Most times, exit strategies are executed when the venture capitalist or entrepreneur decides to exit the business or close the investment as a result of under-performance or if the business is running at a loss. Exit strategies can also be executed when the profit target of the entrepreneur or venture capitalist has been met. Legal concerns, changing market conditions, liability lawsuits, a retiring investor or entrepreneur are also other reasons why an exit strategy may be executed.

New regulations are however threatening to impede the growth of the industry instead of helping it necessitating that venture capital firms employ watertight strategies to ensure sustainable growth.

Exit Targets and Negotiation Engagements

At the start of an investment or before a venture capitalist decides on whether to invest in a startup or not, her/she determines an exit point and sets a target that is profitable. This profit target is usually expressed as a return percentage and is set to avoid allowing emotions interfere with the business. On the other opposite end of exit target, we have a stop loss point. This is a point where a venture capitalist has recorded an already predetermined amount of loss and he exits the investment to avoid recording further losses. Venture capitalists use chart patterns to set their exit target and look out for triangles and head & shoulders pattern that simplifies the identification of these points.

Due to the current decline in economic conditions, venture capitalists are under a large amount of pressure from different constituencies. General partners within venture capital firms are in search of early hints of possible risks within a portfolio. Limited partners, on another hand, are searching for transparency of information and more meaningful information from company’s updates.  As a result of current challenges in economic conditions, portfolio companies are in need of greater levels of assistance. This has resulted in an increase in the amount of effort and resources a lot of venture capital firms spend in providing support and assistance to their portfolio companies so as to generate maximum returns on their investment and also limit the effects of the loss generated by underperforming portfolio companies.

Key Takeaways

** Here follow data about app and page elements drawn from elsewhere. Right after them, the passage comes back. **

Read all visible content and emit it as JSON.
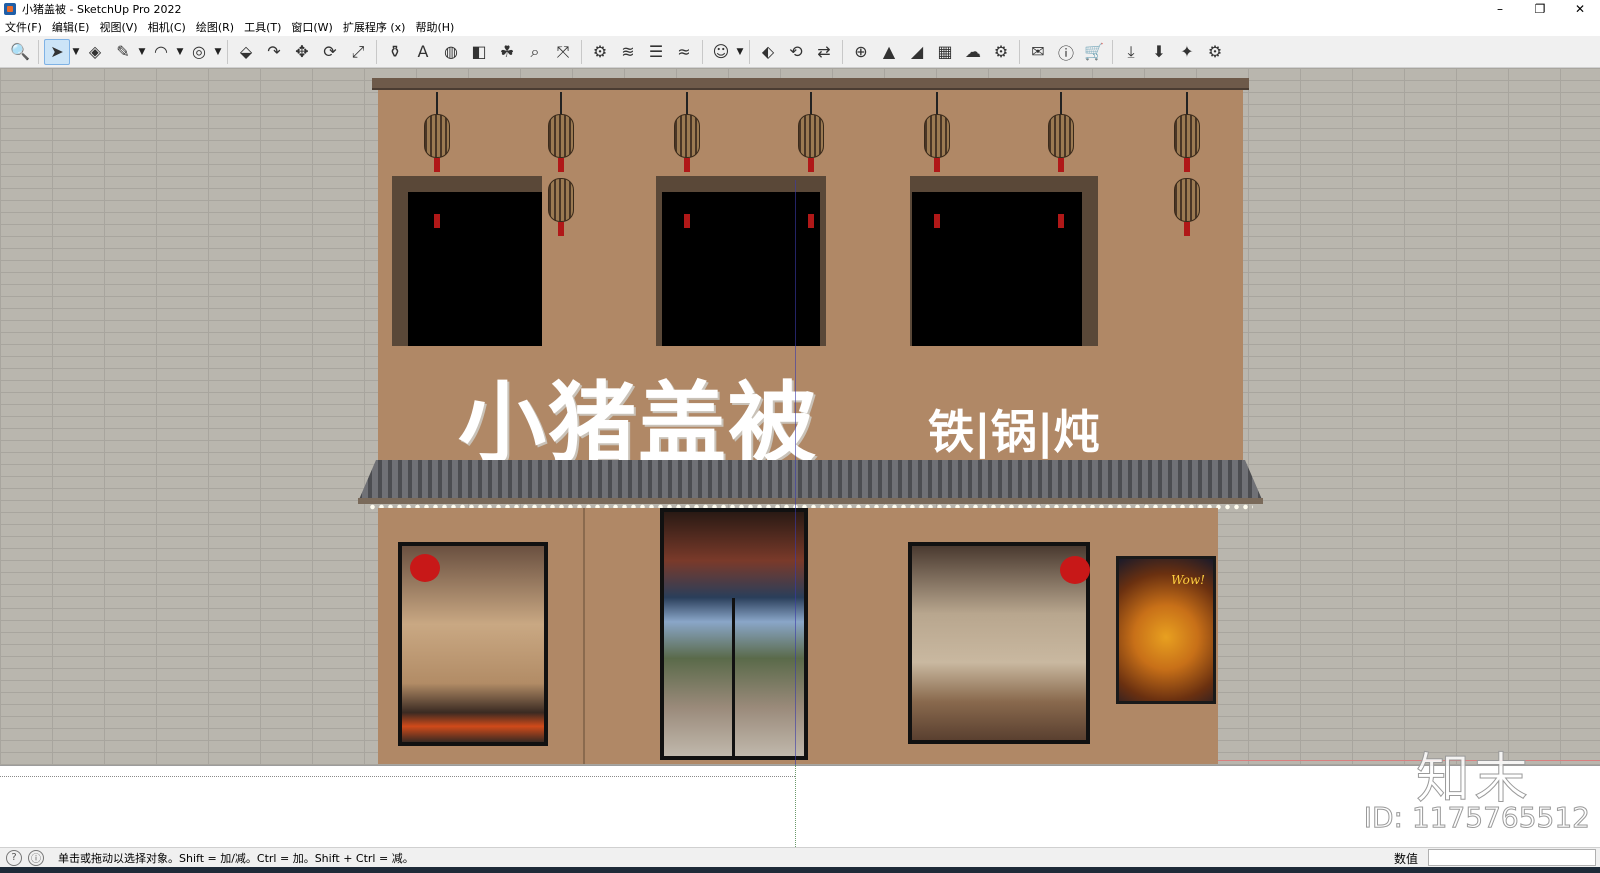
{
  "window": {
    "title": "小猪盖被 - SketchUp Pro 2022",
    "controls": {
      "minimize": "–",
      "maximize": "❐",
      "close": "✕"
    }
  },
  "menu": [
    "文件(F)",
    "编辑(E)",
    "视图(V)",
    "相机(C)",
    "绘图(R)",
    "工具(T)",
    "窗口(W)",
    "扩展程序 (x)",
    "帮助(H)"
  ],
  "toolbar": {
    "tools": [
      {
        "icon": "zoom-icon",
        "glyph": "🔍"
      },
      {
        "icon": "select-arrow-icon",
        "glyph": "➤",
        "active": true
      },
      {
        "icon": "eraser-icon",
        "glyph": "◈"
      },
      {
        "icon": "pencil-icon",
        "glyph": "✎"
      },
      {
        "icon": "arc-icon",
        "glyph": "◠"
      },
      {
        "icon": "tape-measure-icon",
        "glyph": "◎"
      },
      {
        "icon": "push-pull-icon",
        "glyph": "⬙"
      },
      {
        "icon": "follow-me-icon",
        "glyph": "↷"
      },
      {
        "icon": "move-icon",
        "glyph": "✥"
      },
      {
        "icon": "rotate-icon",
        "glyph": "⟳"
      },
      {
        "icon": "scale-icon",
        "glyph": "⤢"
      },
      {
        "icon": "paint-bucket-icon",
        "glyph": "⚱"
      },
      {
        "icon": "text-label-icon",
        "glyph": "A"
      },
      {
        "icon": "materials-icon",
        "glyph": "◍"
      },
      {
        "icon": "section-plane-icon",
        "glyph": "◧"
      },
      {
        "icon": "walk-icon",
        "glyph": "☘"
      },
      {
        "icon": "zoom-window-icon",
        "glyph": "⌕"
      },
      {
        "icon": "zoom-extents-icon",
        "glyph": "⤧"
      },
      {
        "icon": "styles-icon",
        "glyph": "⚙"
      },
      {
        "icon": "layers-icon",
        "glyph": "≋"
      },
      {
        "icon": "stack-icon",
        "glyph": "☰"
      },
      {
        "icon": "sandbox-icon",
        "glyph": "≈"
      },
      {
        "icon": "account-icon",
        "glyph": "☺"
      },
      {
        "icon": "extension-warehouse-icon",
        "glyph": "⬖"
      },
      {
        "icon": "sync-icon",
        "glyph": "⟲"
      },
      {
        "icon": "send-to-layout-icon",
        "glyph": "⇄"
      },
      {
        "icon": "add-circle-icon",
        "glyph": "⊕"
      },
      {
        "icon": "tree-icon",
        "glyph": "▲"
      },
      {
        "icon": "terrain-icon",
        "glyph": "◢"
      },
      {
        "icon": "checker-icon",
        "glyph": "▦"
      },
      {
        "icon": "cloud-upload-icon",
        "glyph": "☁"
      },
      {
        "icon": "gear-cluster-icon",
        "glyph": "⚙"
      },
      {
        "icon": "mail-icon",
        "glyph": "✉"
      },
      {
        "icon": "info-icon",
        "glyph": "ⓘ"
      },
      {
        "icon": "cart-icon",
        "glyph": "🛒"
      },
      {
        "icon": "download-icon",
        "glyph": "⤓"
      },
      {
        "icon": "layer-down-icon",
        "glyph": "⬇"
      },
      {
        "icon": "rocket-icon",
        "glyph": "✦"
      },
      {
        "icon": "settings-icon",
        "glyph": "⚙"
      }
    ]
  },
  "scene": {
    "sign_main": "小猪盖被",
    "sign_sub": "铁|锅|炖",
    "poster_text": "Wow!"
  },
  "watermark": {
    "logo": "知末",
    "id": "ID: 1175765512"
  },
  "status": {
    "hint": "单击或拖动以选择对象。Shift = 加/减。Ctrl = 加。Shift + Ctrl = 减。",
    "measurements_label": "数值",
    "measurements_value": ""
  }
}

  • Portfolio management illustrates the process investors and venture capitalists use in making decisions, analyzing information and committing resources to protect and increase the value of their investments.
  • In the venture capital industry, proper market research skills and real-time oversight are overly consequential to an investment potential suited perfectly for a modern venture capitalist.
  • While technological growth, economic growth and job creation are important to a venture capitalist, generating maximum returns from portfolio companies remains the highest ideal.
  • Both venture capitalists and their portfolio companies have exit strategies at the start of the investment to reduce the impacts of any loss.
  • Exit targets are profit or loss targets set by venture capitalists to avoid allowing emotions interfere with the business.
  • Liquidity and market risks are some of the problems faced by venture capitalists and they arise as a result of the unpredictability of success in the venture capital industry.